[WHAT IS REQUIRED]
Report every line of the records below that includes the string "icon".

*** Opening of SUPPLIED MATERIAL ***

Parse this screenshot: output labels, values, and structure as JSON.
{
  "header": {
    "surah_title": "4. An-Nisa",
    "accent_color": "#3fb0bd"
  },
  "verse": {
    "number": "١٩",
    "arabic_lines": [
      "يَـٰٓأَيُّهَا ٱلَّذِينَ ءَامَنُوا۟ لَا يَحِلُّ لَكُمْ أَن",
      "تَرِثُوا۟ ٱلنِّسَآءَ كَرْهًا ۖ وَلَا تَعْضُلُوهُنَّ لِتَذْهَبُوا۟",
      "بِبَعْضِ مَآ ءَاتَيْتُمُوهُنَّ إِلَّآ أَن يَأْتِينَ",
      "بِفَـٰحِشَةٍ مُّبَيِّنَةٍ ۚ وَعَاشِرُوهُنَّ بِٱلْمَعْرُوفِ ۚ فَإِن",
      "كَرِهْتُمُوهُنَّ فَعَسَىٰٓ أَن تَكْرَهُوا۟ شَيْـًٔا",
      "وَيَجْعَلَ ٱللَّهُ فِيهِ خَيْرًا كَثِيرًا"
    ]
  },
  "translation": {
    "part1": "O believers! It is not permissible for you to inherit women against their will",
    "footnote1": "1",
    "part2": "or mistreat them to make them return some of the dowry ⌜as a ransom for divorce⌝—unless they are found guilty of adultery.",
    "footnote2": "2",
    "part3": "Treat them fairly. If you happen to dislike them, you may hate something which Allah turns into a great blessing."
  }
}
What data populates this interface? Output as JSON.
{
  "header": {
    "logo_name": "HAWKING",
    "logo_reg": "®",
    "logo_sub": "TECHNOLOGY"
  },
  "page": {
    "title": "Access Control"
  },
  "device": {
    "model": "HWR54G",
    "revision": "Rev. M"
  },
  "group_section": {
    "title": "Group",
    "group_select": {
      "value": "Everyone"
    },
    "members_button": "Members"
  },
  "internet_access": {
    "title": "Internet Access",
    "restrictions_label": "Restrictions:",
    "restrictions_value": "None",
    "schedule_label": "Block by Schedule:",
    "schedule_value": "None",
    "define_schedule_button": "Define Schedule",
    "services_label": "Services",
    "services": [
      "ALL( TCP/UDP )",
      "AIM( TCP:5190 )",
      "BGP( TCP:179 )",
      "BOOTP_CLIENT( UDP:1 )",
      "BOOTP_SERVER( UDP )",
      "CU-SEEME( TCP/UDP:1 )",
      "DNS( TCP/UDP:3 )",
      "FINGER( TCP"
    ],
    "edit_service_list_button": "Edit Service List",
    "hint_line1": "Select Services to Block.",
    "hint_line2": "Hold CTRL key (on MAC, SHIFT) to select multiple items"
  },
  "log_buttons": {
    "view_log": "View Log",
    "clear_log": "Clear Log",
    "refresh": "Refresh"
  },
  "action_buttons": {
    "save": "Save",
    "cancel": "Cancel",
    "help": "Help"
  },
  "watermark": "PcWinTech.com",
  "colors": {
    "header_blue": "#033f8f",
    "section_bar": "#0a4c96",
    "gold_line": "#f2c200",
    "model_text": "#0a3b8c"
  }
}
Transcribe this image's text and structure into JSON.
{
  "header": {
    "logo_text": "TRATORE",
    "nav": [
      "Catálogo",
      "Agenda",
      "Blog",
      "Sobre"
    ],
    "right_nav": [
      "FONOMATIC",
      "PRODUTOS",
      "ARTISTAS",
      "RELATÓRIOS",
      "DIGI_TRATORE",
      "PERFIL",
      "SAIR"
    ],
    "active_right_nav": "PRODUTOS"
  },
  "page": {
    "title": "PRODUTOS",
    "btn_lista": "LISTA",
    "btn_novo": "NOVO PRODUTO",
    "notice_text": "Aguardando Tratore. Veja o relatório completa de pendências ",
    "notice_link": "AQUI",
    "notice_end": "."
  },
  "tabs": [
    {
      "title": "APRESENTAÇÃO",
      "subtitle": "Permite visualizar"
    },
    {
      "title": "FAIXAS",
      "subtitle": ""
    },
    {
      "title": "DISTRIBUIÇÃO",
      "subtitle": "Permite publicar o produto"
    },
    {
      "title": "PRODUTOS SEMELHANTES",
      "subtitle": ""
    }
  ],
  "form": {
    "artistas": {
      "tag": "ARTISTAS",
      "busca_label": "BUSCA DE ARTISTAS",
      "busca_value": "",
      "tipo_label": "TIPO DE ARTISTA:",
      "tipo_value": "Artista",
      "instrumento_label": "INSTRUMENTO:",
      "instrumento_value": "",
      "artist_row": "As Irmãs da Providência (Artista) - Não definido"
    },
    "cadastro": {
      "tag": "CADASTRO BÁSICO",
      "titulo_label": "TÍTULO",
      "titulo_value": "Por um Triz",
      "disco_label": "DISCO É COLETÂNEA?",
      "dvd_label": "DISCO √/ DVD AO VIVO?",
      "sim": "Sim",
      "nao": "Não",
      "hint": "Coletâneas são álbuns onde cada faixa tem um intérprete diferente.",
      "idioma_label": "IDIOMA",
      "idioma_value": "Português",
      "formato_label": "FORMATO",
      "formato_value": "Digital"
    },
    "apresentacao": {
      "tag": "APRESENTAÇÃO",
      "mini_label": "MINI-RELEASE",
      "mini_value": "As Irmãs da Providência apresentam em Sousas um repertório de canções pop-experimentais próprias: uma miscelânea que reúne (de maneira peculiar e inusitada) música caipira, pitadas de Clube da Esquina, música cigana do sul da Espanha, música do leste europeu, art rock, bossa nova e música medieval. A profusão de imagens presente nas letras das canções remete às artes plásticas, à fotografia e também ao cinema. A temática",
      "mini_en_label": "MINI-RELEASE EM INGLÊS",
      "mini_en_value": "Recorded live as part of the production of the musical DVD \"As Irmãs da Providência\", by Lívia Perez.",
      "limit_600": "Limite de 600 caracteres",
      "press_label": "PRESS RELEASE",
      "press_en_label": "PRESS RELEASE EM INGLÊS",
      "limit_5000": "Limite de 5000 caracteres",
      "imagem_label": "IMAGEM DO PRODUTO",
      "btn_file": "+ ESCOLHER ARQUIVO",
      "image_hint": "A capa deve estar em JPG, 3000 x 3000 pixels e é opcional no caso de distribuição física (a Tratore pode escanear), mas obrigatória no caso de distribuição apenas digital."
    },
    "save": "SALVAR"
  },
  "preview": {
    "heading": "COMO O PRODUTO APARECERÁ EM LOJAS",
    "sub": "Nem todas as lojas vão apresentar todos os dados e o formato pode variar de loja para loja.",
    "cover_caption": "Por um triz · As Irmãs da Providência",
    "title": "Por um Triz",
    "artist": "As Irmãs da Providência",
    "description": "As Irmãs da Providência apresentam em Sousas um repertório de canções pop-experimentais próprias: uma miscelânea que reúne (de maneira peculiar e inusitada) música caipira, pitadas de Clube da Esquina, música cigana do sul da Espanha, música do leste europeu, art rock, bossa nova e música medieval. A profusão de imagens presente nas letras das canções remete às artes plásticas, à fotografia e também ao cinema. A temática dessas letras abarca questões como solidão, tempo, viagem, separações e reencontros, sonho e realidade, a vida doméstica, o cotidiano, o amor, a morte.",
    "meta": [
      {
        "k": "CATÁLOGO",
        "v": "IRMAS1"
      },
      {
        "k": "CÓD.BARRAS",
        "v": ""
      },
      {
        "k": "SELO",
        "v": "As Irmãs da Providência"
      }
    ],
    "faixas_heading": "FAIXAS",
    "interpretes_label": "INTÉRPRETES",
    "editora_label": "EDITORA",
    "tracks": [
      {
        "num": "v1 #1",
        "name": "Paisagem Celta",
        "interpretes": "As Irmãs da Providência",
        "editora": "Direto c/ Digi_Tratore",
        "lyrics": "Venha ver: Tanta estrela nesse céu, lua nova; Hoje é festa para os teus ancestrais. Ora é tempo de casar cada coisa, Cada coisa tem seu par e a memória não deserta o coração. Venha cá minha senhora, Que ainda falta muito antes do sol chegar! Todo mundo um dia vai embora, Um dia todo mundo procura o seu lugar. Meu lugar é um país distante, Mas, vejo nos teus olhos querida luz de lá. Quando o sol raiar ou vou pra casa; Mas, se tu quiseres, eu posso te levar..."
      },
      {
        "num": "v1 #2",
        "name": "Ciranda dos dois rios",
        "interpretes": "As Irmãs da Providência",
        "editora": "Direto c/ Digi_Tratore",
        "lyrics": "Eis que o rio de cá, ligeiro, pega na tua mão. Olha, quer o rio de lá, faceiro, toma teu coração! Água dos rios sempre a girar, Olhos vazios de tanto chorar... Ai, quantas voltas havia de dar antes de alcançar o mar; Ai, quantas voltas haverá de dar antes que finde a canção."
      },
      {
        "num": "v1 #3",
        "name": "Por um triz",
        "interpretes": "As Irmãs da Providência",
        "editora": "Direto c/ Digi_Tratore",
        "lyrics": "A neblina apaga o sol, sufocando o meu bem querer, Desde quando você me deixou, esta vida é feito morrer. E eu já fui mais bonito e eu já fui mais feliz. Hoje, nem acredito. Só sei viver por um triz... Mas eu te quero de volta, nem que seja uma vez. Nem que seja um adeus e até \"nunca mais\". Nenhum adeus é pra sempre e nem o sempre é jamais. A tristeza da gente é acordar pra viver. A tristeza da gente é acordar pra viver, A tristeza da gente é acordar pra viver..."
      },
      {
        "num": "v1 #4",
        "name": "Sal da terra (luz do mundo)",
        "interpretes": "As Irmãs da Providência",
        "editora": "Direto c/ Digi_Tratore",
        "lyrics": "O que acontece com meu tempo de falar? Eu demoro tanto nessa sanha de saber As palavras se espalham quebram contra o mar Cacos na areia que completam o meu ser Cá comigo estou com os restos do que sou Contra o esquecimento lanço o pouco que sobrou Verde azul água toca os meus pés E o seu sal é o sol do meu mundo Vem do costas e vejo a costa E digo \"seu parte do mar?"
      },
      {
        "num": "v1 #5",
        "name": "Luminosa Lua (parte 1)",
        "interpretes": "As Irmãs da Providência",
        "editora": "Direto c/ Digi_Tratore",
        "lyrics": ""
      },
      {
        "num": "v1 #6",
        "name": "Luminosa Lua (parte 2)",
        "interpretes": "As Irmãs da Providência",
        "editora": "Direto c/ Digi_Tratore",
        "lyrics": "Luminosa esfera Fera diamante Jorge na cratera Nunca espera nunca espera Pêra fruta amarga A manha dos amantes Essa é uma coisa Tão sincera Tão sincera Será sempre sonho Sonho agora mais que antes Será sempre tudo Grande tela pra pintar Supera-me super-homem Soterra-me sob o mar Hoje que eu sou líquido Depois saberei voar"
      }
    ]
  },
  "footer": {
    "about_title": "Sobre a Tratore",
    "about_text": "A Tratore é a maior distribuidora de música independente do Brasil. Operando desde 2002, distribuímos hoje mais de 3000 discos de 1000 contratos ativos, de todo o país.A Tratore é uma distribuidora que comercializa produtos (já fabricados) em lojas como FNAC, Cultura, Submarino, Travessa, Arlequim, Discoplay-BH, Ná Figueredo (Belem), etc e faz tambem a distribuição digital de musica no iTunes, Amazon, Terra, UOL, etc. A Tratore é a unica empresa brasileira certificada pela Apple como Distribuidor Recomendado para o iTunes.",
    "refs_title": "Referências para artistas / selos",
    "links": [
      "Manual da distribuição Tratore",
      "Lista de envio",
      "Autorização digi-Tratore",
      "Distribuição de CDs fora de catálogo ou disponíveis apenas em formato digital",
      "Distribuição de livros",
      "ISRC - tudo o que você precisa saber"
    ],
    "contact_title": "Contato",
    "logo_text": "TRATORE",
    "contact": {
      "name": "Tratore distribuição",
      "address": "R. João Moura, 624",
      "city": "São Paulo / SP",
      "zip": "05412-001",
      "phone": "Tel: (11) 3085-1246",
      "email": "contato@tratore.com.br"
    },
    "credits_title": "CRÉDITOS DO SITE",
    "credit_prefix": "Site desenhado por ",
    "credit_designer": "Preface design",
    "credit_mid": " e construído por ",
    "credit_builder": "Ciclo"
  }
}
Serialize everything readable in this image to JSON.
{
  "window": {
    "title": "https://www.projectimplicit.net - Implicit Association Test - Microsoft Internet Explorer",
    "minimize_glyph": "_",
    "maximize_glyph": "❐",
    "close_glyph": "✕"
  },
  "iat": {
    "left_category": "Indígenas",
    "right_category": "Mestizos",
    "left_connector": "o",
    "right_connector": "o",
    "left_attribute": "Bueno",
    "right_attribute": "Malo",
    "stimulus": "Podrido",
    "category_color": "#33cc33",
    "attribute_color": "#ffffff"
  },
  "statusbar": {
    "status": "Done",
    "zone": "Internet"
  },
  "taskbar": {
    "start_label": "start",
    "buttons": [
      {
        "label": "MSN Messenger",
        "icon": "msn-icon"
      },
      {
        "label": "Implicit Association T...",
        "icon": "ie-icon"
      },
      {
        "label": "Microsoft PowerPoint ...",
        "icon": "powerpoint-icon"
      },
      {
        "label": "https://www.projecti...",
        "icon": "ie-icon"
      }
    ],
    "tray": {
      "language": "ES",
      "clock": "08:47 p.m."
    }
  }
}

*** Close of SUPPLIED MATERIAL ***

[EXERCISE RESULT]
        "icon": "msn-icon"
        "icon": "ie-icon"
        "icon": "powerpoint-icon"
        "icon": "ie-icon"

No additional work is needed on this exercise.